Entries from a dataset of interfaces:
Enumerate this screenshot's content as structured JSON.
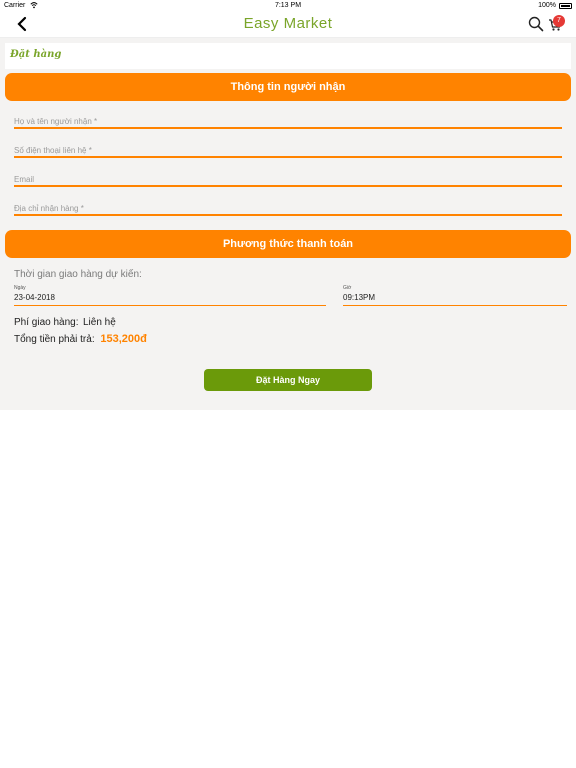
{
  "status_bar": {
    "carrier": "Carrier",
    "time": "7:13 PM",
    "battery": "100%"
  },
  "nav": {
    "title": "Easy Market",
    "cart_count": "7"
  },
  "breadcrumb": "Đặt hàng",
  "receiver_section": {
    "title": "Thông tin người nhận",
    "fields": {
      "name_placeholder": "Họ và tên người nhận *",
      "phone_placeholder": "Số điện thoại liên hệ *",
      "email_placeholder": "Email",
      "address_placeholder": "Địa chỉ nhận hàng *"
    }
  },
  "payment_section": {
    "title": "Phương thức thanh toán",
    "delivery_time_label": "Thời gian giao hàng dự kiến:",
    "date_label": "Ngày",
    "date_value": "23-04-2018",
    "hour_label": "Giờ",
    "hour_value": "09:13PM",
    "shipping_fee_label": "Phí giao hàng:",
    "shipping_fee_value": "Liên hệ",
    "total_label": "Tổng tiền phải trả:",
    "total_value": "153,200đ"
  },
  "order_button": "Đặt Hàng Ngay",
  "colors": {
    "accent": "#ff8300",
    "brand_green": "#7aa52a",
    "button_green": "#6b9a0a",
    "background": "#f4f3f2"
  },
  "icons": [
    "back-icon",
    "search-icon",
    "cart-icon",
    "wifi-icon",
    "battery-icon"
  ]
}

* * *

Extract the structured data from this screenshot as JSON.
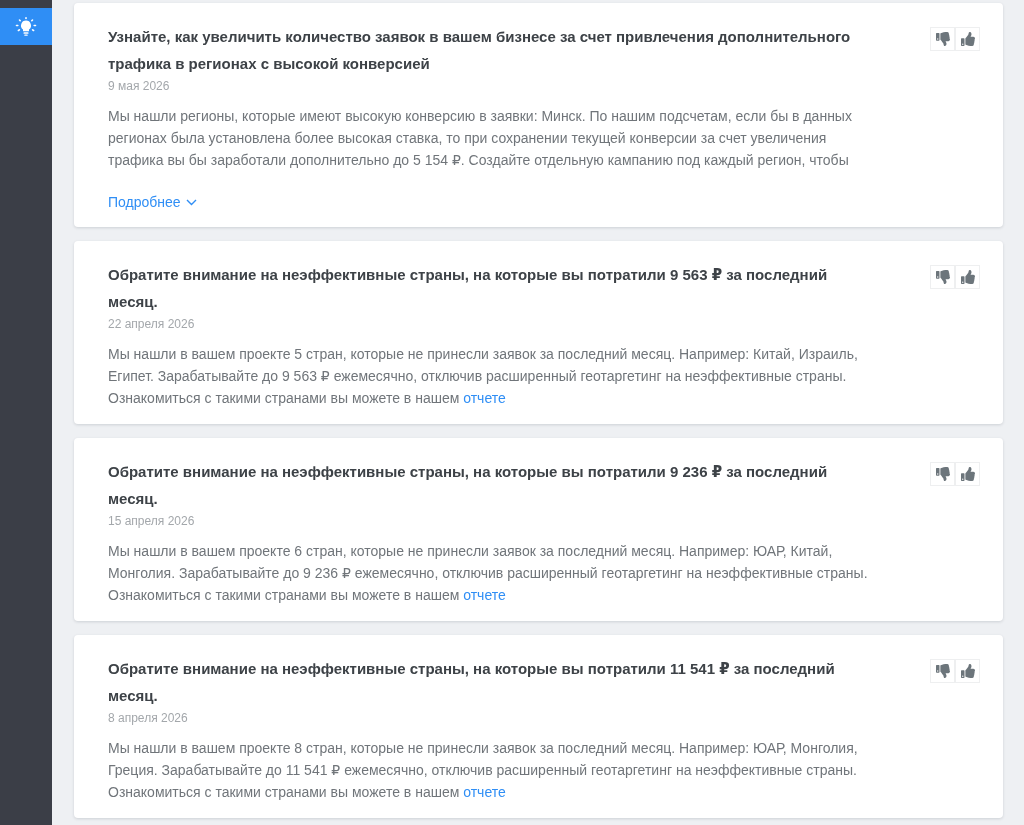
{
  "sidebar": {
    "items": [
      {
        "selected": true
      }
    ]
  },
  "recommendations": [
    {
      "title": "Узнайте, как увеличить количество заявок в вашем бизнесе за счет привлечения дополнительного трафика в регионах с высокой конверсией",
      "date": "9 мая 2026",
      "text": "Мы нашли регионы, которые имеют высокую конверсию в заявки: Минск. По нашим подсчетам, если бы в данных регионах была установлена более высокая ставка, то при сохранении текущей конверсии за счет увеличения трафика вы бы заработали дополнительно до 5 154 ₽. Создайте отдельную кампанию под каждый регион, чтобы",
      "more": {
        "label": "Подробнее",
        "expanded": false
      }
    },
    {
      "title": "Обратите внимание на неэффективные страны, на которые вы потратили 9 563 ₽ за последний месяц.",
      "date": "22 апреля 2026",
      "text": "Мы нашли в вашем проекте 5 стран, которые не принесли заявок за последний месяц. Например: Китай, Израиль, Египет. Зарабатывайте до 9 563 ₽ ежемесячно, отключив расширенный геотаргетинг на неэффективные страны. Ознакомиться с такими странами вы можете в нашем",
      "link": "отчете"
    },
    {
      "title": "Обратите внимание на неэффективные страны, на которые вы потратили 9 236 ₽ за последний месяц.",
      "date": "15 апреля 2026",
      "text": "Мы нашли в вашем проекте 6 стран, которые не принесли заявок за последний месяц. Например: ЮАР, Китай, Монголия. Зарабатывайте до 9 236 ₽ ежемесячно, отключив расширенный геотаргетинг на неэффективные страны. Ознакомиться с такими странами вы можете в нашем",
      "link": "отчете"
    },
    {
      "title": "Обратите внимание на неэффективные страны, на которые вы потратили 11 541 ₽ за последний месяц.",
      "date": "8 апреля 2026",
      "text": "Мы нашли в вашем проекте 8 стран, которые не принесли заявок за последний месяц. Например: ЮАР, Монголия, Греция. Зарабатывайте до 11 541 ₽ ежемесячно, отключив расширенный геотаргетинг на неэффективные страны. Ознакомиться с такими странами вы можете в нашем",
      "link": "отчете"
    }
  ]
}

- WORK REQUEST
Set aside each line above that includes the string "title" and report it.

- EXPECTED ANSWER
    "title": "Easy Market",
    "title": "Thông tin người nhận",
    "title": "Phương thức thanh toán",
      "title": "Узнайте, как увеличить количество заявок в вашем бизнесе за счет привлечения дополнительного трафика в регионах с высокой конверсией",
      "title": "Обратите внимание на неэффективные страны, на которые вы потратили 9 563 ₽ за последний месяц.",
      "title": "Обратите внимание на неэффективные страны, на которые вы потратили 9 236 ₽ за последний месяц.",
      "title": "Обратите внимание на неэффективные страны, на которые вы потратили 11 541 ₽ за последний месяц.",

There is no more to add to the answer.